Monday, July 07, 2008

Inform - first lesson learned

As a programming language inform is an excelent tool for writing fiction. Take the built in 'What not to wear' example. On the one hand it shows how far the language can be pushed. On the other I haven't seen code this contorted since reading a book about Visual Basic 6.

Examples like this really show how much Inform is not natural language.
To be honest I still can't understand how the damn thing works. Getting it requires a much deeper understanding of Inform Grammer then I currently possess. Here Lies the nub. Inform makes simple things simple, and allows you to write interactive fiction. But like most special purpose tools it makes hard things harder.

From a language point of view we have conditionals, looping constructs and an object hierarchy. We can also construct data tables and lists. All in all we have a language which is not only Turing complete, but as feature rich as general purpose languages like Java. The problem, form a programming perspective, is that we have a syntax which can be more cryptic then Perl!

The short answer; If Clothing is not a central focus of your game; ie your character is not a catwalk model, then don't implement a generic clothing system. Changing a characters description when they put on a Jacket, or a Has mat suit is so much easier, and for most games is all that is required.

The other problem with overloading your games with generic systems is that most will be published as Z-code files, and this places some major limitations of executable size. Recent posts I've seen on suggest that even the z8 standard has trouble reaching novel length (about 50,000 words) and that is without including bucket loads of extra real world simulation rules.

Sunday, July 06, 2008

Interactive Fiction

I've been toying with the idea of writing a text adventure for a few months. Granted I didn't do anything more than think about it untill a Random post on slashdot, or ReadIt (I forget which) linked me to Inform7.

Suddenly I discover that there is a thriving home brew community writing and playing Interactive Fiction. And Inform is a rather interesting approach to writing it.

Interestingly while story files are free they are not open source, as most games are shipped in binary form only.

Inform 7 is both very enticing and frustrating at the same time.

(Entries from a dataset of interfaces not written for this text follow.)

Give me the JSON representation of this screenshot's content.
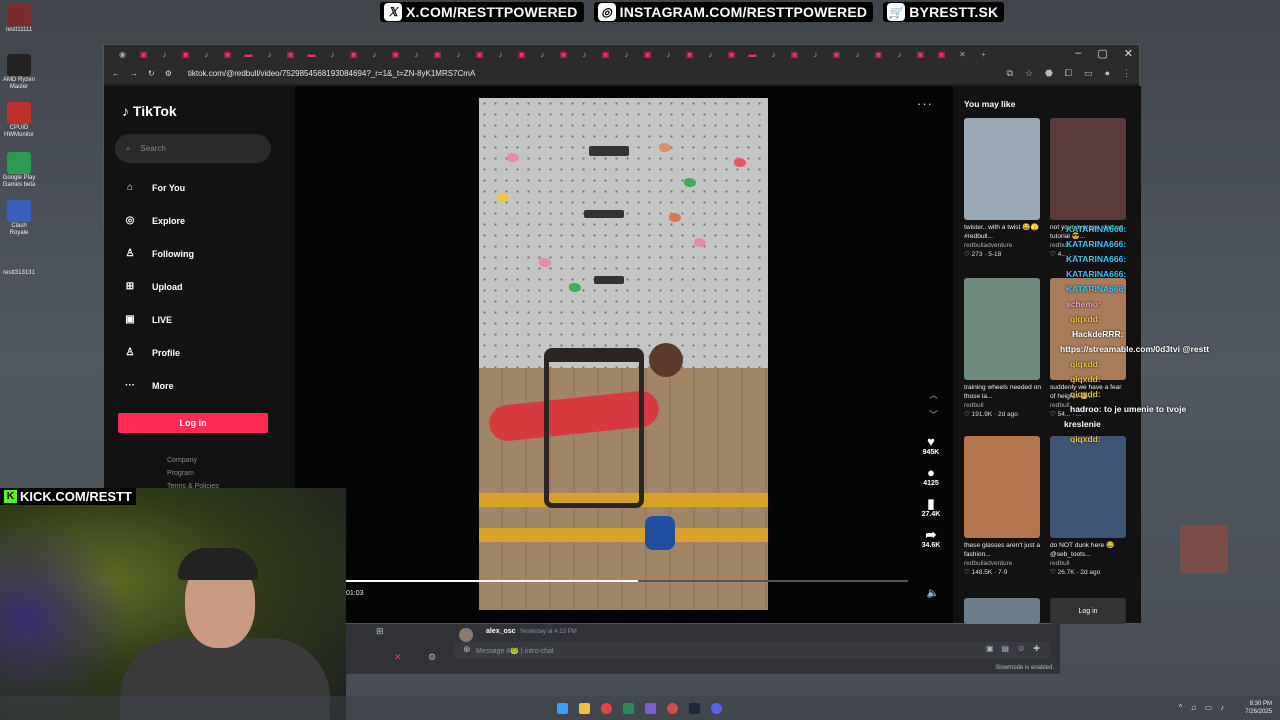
{
  "stream_banner": {
    "x_handle": "X.COM/RESTTPOWERED",
    "instagram_handle": "INSTAGRAM.COM/RESTTPOWERED",
    "shop": "BYRESTT.SK"
  },
  "desktop_icons": [
    {
      "label": "restt11111",
      "color": "#7a2b2b"
    },
    {
      "label": "AMD Ryzen Master",
      "color": "#222222"
    },
    {
      "label": "CPUID HWMonitor",
      "color": "#c0302f"
    },
    {
      "label": "Google Play Games beta",
      "color": "#2d9b4f"
    },
    {
      "label": "Clash Royale",
      "color": "#3b5fbf"
    },
    {
      "label": "restt313131",
      "color": "#555555"
    }
  ],
  "browser": {
    "url": "tiktok.com/@redbull/video/7529854568193084694?_r=1&_t=ZN-8yK1MRS7CmA"
  },
  "tiktok": {
    "logo": "TikTok",
    "search_placeholder": "Search",
    "nav": [
      {
        "label": "For You",
        "icon": "home-icon"
      },
      {
        "label": "Explore",
        "icon": "compass-icon"
      },
      {
        "label": "Following",
        "icon": "user-plus-icon"
      },
      {
        "label": "Upload",
        "icon": "upload-icon"
      },
      {
        "label": "LIVE",
        "icon": "live-icon"
      },
      {
        "label": "Profile",
        "icon": "user-icon"
      },
      {
        "label": "More",
        "icon": "more-icon"
      }
    ],
    "login_label": "Log in",
    "footer_links": [
      "Company",
      "Program",
      "Terms & Policies"
    ],
    "video": {
      "time": "01:03",
      "progress": 0.52,
      "likes": "945K",
      "comments": "4125",
      "saves": "27.4K",
      "shares": "34.6K"
    },
    "rail_title": "You may like",
    "recommended": [
      {
        "title": "twister.. with a twist 😂🫣 #redbull...",
        "user": "redbulladventure",
        "meta": "♡ 273 · 5-18",
        "color": "#9aa9b5"
      },
      {
        "title": "not your average start up tutorial 😎...",
        "user": "redbull",
        "meta": "♡ 4... · ...",
        "color": "#5a3a3a"
      },
      {
        "title": "training wheels needed on those la...",
        "user": "redbull",
        "meta": "♡ 191.9K · 2d ago",
        "color": "#6e8a7d"
      },
      {
        "title": "suddenly we have a fear of heights 😬...",
        "user": "redbull",
        "meta": "♡ 54... · ...",
        "color": "#a77d5b"
      },
      {
        "title": "these glasses aren't just a fashion...",
        "user": "redbulladventure",
        "meta": "♡ 148.5K · 7-9",
        "color": "#b5764e"
      },
      {
        "title": "do NOT dunk here 😂 @seb_toots...",
        "user": "redbull",
        "meta": "♡ 26.7K · 2d ago",
        "color": "#3f5575"
      }
    ],
    "rail_login": "Log in"
  },
  "chat_overlay": [
    "KATARINA666:",
    "KATARINA666:",
    "KATARINA666:",
    "KATARINA666:",
    "KATARINA666:",
    "schemo:",
    "qiqxdd:",
    "HackdeRRR:",
    "https://streamable.com/0d3tvi @restt",
    "qiqxdd:",
    "qiqxdd:",
    "qiqxdd:",
    "hadroo: to je umenie to tvoje",
    "kreslenie",
    "qiqxdd:"
  ],
  "kick_handle": "KICK.COM/RESTT",
  "discord": {
    "author": "alex_osc",
    "timestamp": "Yesterday at 4:23 PM",
    "input_placeholder": "Message #🐸 | intro-chat",
    "slowmode": "Slowmode is enabled."
  },
  "clock": {
    "time": "8:30 PM",
    "date": "7/26/2025"
  }
}
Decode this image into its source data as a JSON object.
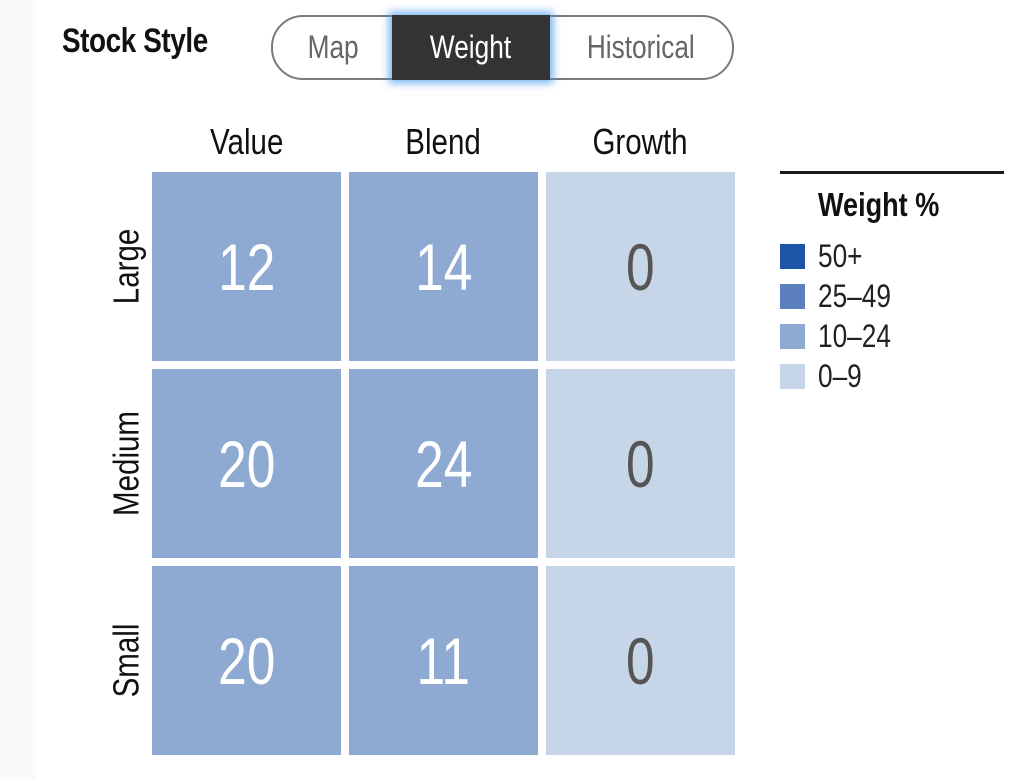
{
  "header": {
    "title": "Stock Style",
    "toggle": {
      "options": [
        "Map",
        "Weight",
        "Historical"
      ],
      "selected": "Weight"
    }
  },
  "chart_data": {
    "type": "heatmap",
    "title": "Stock Style",
    "columns": [
      "Value",
      "Blend",
      "Growth"
    ],
    "rows": [
      "Large",
      "Medium",
      "Small"
    ],
    "values": [
      [
        12,
        14,
        0
      ],
      [
        20,
        24,
        0
      ],
      [
        20,
        11,
        0
      ]
    ],
    "legend": {
      "title": "Weight %",
      "placement": "right",
      "bins": [
        {
          "label": "50+",
          "min": 50,
          "max": 100,
          "color": "#1f55a6"
        },
        {
          "label": "25–49",
          "min": 25,
          "max": 49,
          "color": "#5b80bd"
        },
        {
          "label": "10–24",
          "min": 10,
          "max": 24,
          "color": "#8eaad2"
        },
        {
          "label": "0–9",
          "min": 0,
          "max": 9,
          "color": "#c6d5e8"
        }
      ]
    },
    "text_colors": {
      "dark_cell": "#ffffff",
      "light_cell": "#555555"
    }
  }
}
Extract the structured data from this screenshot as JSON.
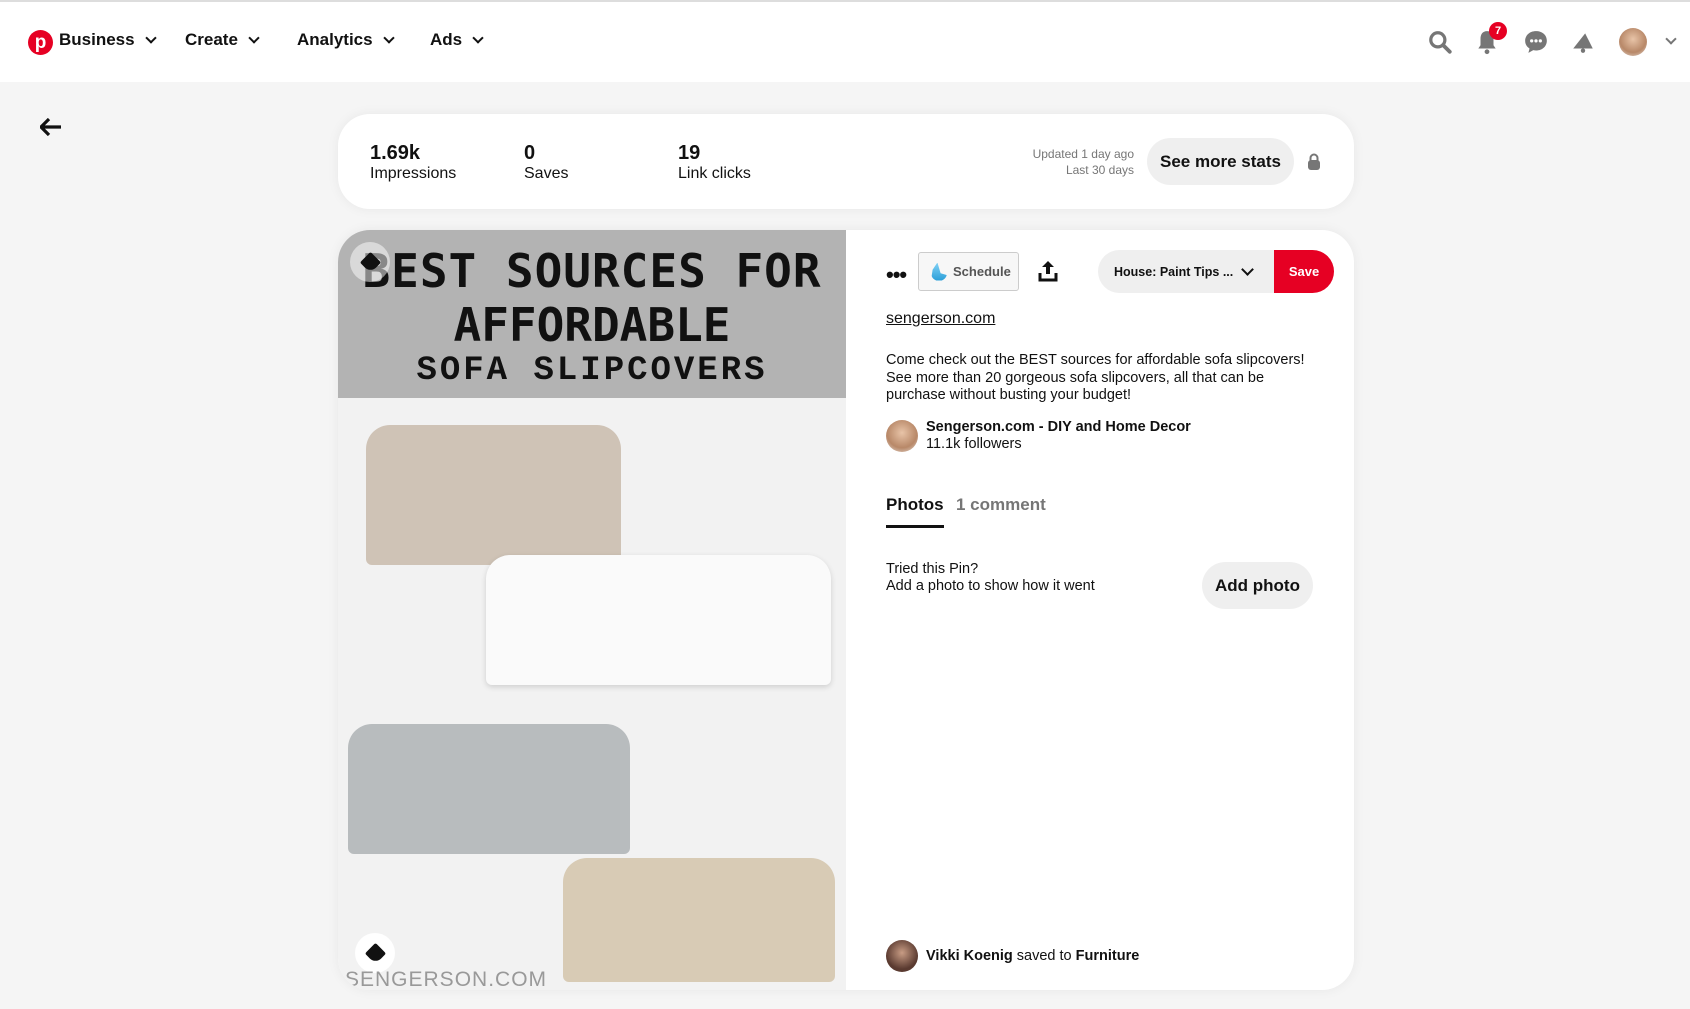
{
  "nav": {
    "items": [
      {
        "label": "Business"
      },
      {
        "label": "Create"
      },
      {
        "label": "Analytics"
      },
      {
        "label": "Ads"
      }
    ],
    "notifications_count": "7",
    "brand_color": "#e60023"
  },
  "stats": {
    "items": [
      {
        "value": "1.69k",
        "label": "Impressions"
      },
      {
        "value": "0",
        "label": "Saves"
      },
      {
        "value": "19",
        "label": "Link clicks"
      }
    ],
    "updated": "Updated 1 day ago",
    "range": "Last 30 days",
    "see_more": "See more stats"
  },
  "pin": {
    "image": {
      "line1": "BEST SOURCES FOR",
      "line2": "AFFORDABLE",
      "line3": "SOFA SLIPCOVERS",
      "watermark": "SENGERSON.COM"
    },
    "schedule_label": "Schedule",
    "board": "House: Paint Tips ...",
    "save_label": "Save",
    "link": "sengerson.com",
    "description": "Come check out the BEST sources for affordable sofa slipcovers! See more than 20 gorgeous sofa slipcovers, all that can be purchase without busting your budget!",
    "author": {
      "name": "Sengerson.com - DIY and Home Decor",
      "followers": "11.1k followers"
    },
    "tabs": [
      {
        "label": "Photos",
        "active": true
      },
      {
        "label": "1 comment",
        "active": false
      }
    ],
    "tried": {
      "title": "Tried this Pin?",
      "subtitle": "Add a photo to show how it went",
      "button": "Add photo"
    },
    "saved_by": {
      "user": "Vikki Koenig",
      "verb": "saved to",
      "board": "Furniture"
    }
  }
}
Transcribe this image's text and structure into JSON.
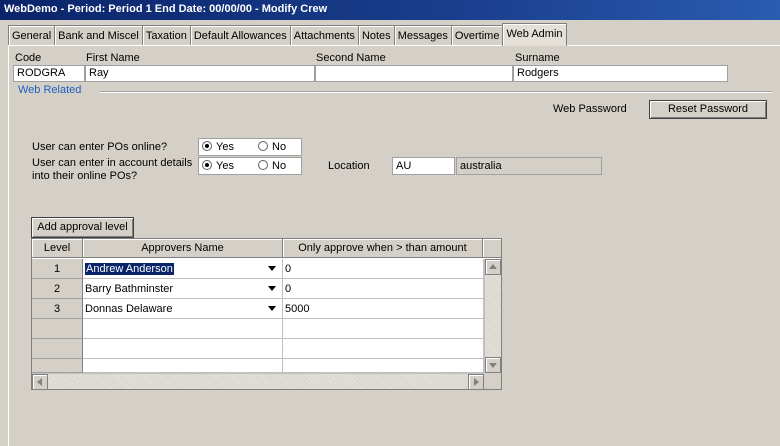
{
  "window": {
    "title": "WebDemo  - Period: Period 1  End Date: 00/00/00 - Modify Crew"
  },
  "tabs": [
    {
      "label": "General"
    },
    {
      "label": "Bank and Miscel"
    },
    {
      "label": "Taxation"
    },
    {
      "label": "Default Allowances"
    },
    {
      "label": "Attachments"
    },
    {
      "label": "Notes"
    },
    {
      "label": "Messages"
    },
    {
      "label": "Overtime"
    },
    {
      "label": "Web Admin",
      "active": true
    }
  ],
  "crew": {
    "code_label": "Code",
    "code_value": "RODGRA",
    "first_name_label": "First Name",
    "first_name_value": "Ray",
    "second_name_label": "Second Name",
    "second_name_value": "",
    "surname_label": "Surname",
    "surname_value": "Rodgers"
  },
  "web": {
    "section_title": "Web Related",
    "password_label": "Web Password",
    "reset_button": "Reset Password",
    "q1_label": "User can enter POs online?",
    "q1_yes": "Yes",
    "q1_no": "No",
    "q1_selected": "Yes",
    "q2_label_line1": "User can enter in account details",
    "q2_label_line2": "into their online POs?",
    "q2_yes": "Yes",
    "q2_no": "No",
    "q2_selected": "Yes",
    "location_label": "Location",
    "location_code": "AU",
    "location_name": "australia"
  },
  "approvals": {
    "add_button": "Add approval level",
    "headers": {
      "level": "Level",
      "approver": "Approvers Name",
      "amount": "Only approve when > than amount"
    },
    "rows": [
      {
        "level": "1",
        "approver": "Andrew Anderson",
        "amount": "0",
        "selected": true
      },
      {
        "level": "2",
        "approver": "Barry Bathminster",
        "amount": "0"
      },
      {
        "level": "3",
        "approver": "Donnas Delaware",
        "amount": "5000"
      }
    ]
  },
  "colors": {
    "titlebar": "#0a246a",
    "window_bg": "#d4d0c8",
    "section_title": "#1f5fbf",
    "selection": "#0a246a"
  }
}
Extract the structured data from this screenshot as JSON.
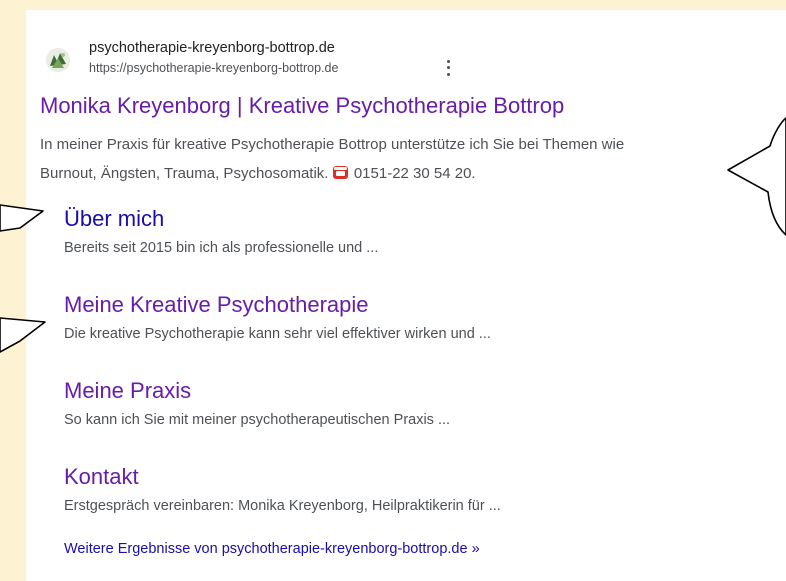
{
  "result": {
    "site_name": "psychotherapie-kreyenborg-bottrop.de",
    "url": "https://psychotherapie-kreyenborg-bottrop.de",
    "title": "Monika Kreyenborg | Kreative Psychotherapie Bottrop",
    "snippet_line1": "In meiner Praxis für kreative Psychotherapie Bottrop unterstütze ich Sie bei Themen wie",
    "snippet_line2_text": "Burnout, Ängsten, Trauma, Psychosomatik.",
    "snippet_phone": "0151-22 30 54 20.",
    "favicon_icon": "site-favicon-icon",
    "phone_icon": "telephone-icon",
    "menu_icon": "three-dots-vertical-icon"
  },
  "sitelinks": [
    {
      "title": "Über mich",
      "description": "Bereits seit 2015 bin ich als professionelle und ..."
    },
    {
      "title": "Meine Kreative Psychotherapie",
      "description": "Die kreative Psychotherapie kann sehr viel effektiver wirken und ..."
    },
    {
      "title": "Meine Praxis",
      "description": "So kann ich Sie mit meiner psychotherapeutischen Praxis ..."
    },
    {
      "title": "Kontakt",
      "description": "Erstgespräch vereinbaren: Monika Kreyenborg, Heilpraktikerin für ..."
    }
  ],
  "more_results": "Weitere Ergebnisse von psychotherapie-kreyenborg-bottrop.de »",
  "colors": {
    "background": "#fdf3d2",
    "visited_link": "#681da8",
    "link": "#1a0dab",
    "text": "#4d5156"
  }
}
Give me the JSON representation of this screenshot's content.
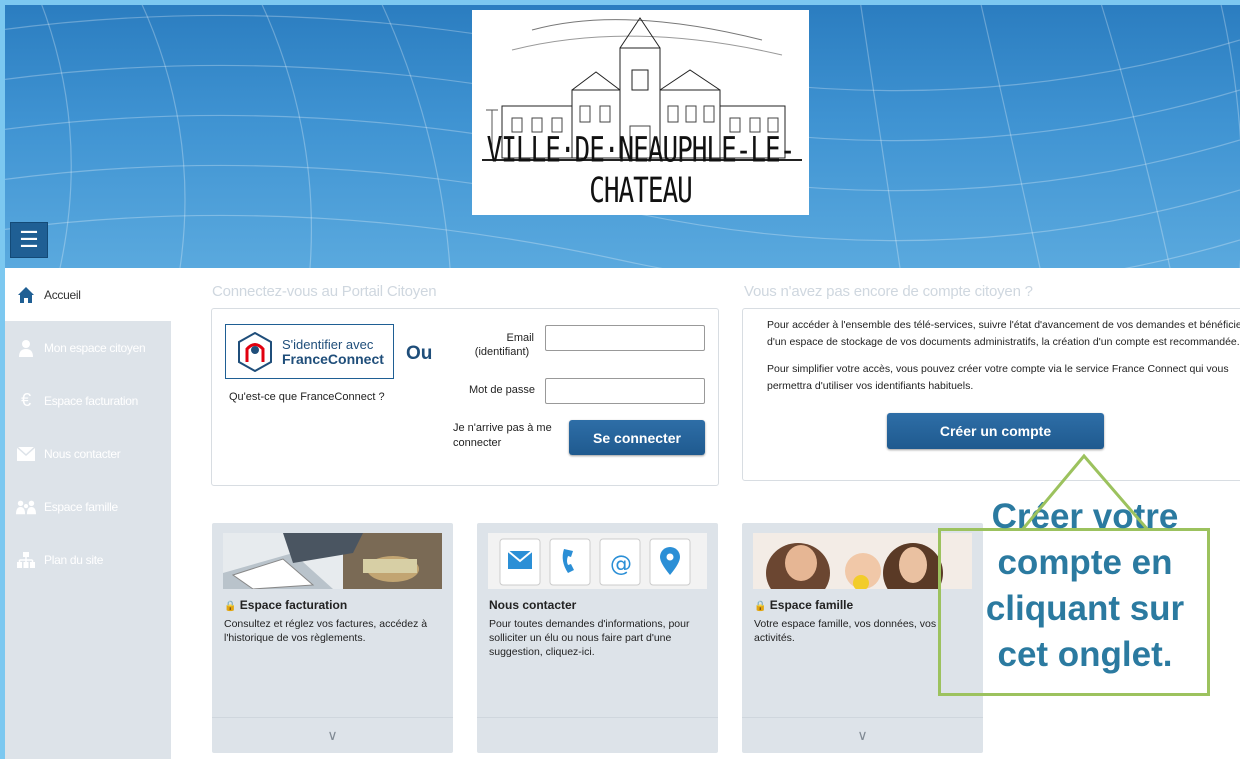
{
  "header": {
    "logo_text": "VILLE·DE·NEAUPHLE-LE-CHATEAU"
  },
  "sidebar": {
    "menu_icon": "hamburger-icon",
    "items": [
      {
        "label": "Accueil",
        "icon": "home-icon",
        "active": true
      },
      {
        "label": "Mon espace citoyen",
        "icon": "user-icon"
      },
      {
        "label": "Espace facturation",
        "icon": "euro-icon"
      },
      {
        "label": "Nous contacter",
        "icon": "envelope-icon"
      },
      {
        "label": "Espace famille",
        "icon": "family-icon"
      },
      {
        "label": "Plan du site",
        "icon": "sitemap-icon"
      }
    ]
  },
  "login": {
    "title": "Connectez-vous au Portail Citoyen",
    "franceconnect_line1": "S'identifier avec",
    "franceconnect_line2": "FranceConnect",
    "or_label": "Ou",
    "franceconnect_what": "Qu'est-ce que FranceConnect ?",
    "email_label": "Email",
    "email_sublabel": "(identifiant)",
    "email_value": "",
    "password_label": "Mot de passe",
    "password_value": "",
    "forgot_label": "Je n'arrive pas à me connecter",
    "submit_label": "Se connecter"
  },
  "register": {
    "title": "Vous n'avez pas encore de compte citoyen ?",
    "paragraph1": "Pour accéder à l'ensemble des télé-services, suivre l'état d'avancement de vos demandes et bénéficier d'un espace de stockage de vos documents administratifs, la création d'un compte est recommandée.",
    "paragraph2": "Pour simplifier votre accès, vous pouvez créer votre compte via le service France Connect qui vous permettra d'utiliser vos identifiants habituels.",
    "button_label": "Créer un compte"
  },
  "cards": [
    {
      "title": "Espace facturation",
      "locked": true,
      "description": "Consultez et réglez vos factures, accédez à l'historique de vos règlements.",
      "lock_icon": "lock-icon"
    },
    {
      "title": "Nous contacter",
      "locked": false,
      "description": "Pour toutes demandes d'informations, pour solliciter un élu ou nous faire part d'une suggestion, cliquez-ici."
    },
    {
      "title": "Espace famille",
      "locked": true,
      "description": "Votre espace famille, vos données, vos activités.",
      "lock_icon": "lock-icon"
    }
  ],
  "contact_icons": [
    "envelope-icon",
    "phone-icon",
    "at-icon",
    "location-pin-icon"
  ],
  "callout": {
    "text": "Créer votre compte en cliquant sur cet onglet."
  },
  "colors": {
    "header_blue": "#3f93d2",
    "button_blue": "#1f5f94",
    "sidebar_bg": "#dde3e9",
    "callout_text": "#2b7aa0",
    "callout_border": "#9cc25e"
  }
}
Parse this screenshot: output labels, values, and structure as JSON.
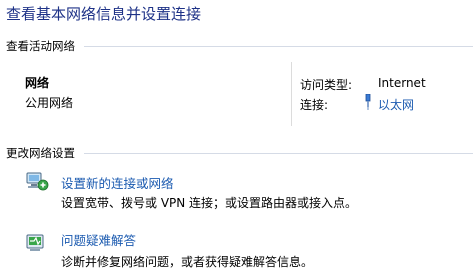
{
  "header": {
    "title": "查看基本网络信息并设置连接"
  },
  "active_networks": {
    "heading": "查看活动网络",
    "network_name": "网络",
    "network_category": "公用网络",
    "access_type_label": "访问类型:",
    "access_type_value": "Internet",
    "connections_label": "连接:",
    "connection_link": "以太网"
  },
  "change_settings": {
    "heading": "更改网络设置",
    "tasks": [
      {
        "label": "设置新的连接或网络",
        "desc": "设置宽带、拨号或 VPN 连接；或设置路由器或接入点。",
        "icon": "network-setup-icon"
      },
      {
        "label": "问题疑难解答",
        "desc": "诊断并修复网络问题，或者获得疑难解答信息。",
        "icon": "troubleshoot-icon"
      }
    ]
  },
  "colors": {
    "link": "#1c5bb0",
    "title": "#1e3287"
  }
}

Its goal to allow Interactive Fiction to be written in plain english is admirable and works quite well for simple cases. However in the end it is not english but a language which overlaps with it. The upside is it looks cool, and the fact that you are porgramming is generally hidden from few. The downside is that when you do need to do some programming you end up with a very verbose syntax, which often does not make sense as an english sentence.

For example: 'the list of things carried by the noun'. In English this is nonsense as nouns can't carry things, however it does make perfect sense to inform. As a comparison I had a cursory glance at Inform6 and TADS3, and there really is no contest in the given domain.

With inform I feel Like I'm writing a story, while with the others I'm very clearly programming. The challange now is to write somthing worth playing. Now I have a plot in mind, and I'm learning the tricks on how to extend inform to do new things. This leaves one stumbling block: I've forgotten how to think about Interactive fiction puzzles, solving them is hard enough, actually writing them, well I'm yet to come up with an interesting puzzle. Guess I need to play more Interactive Fiction first.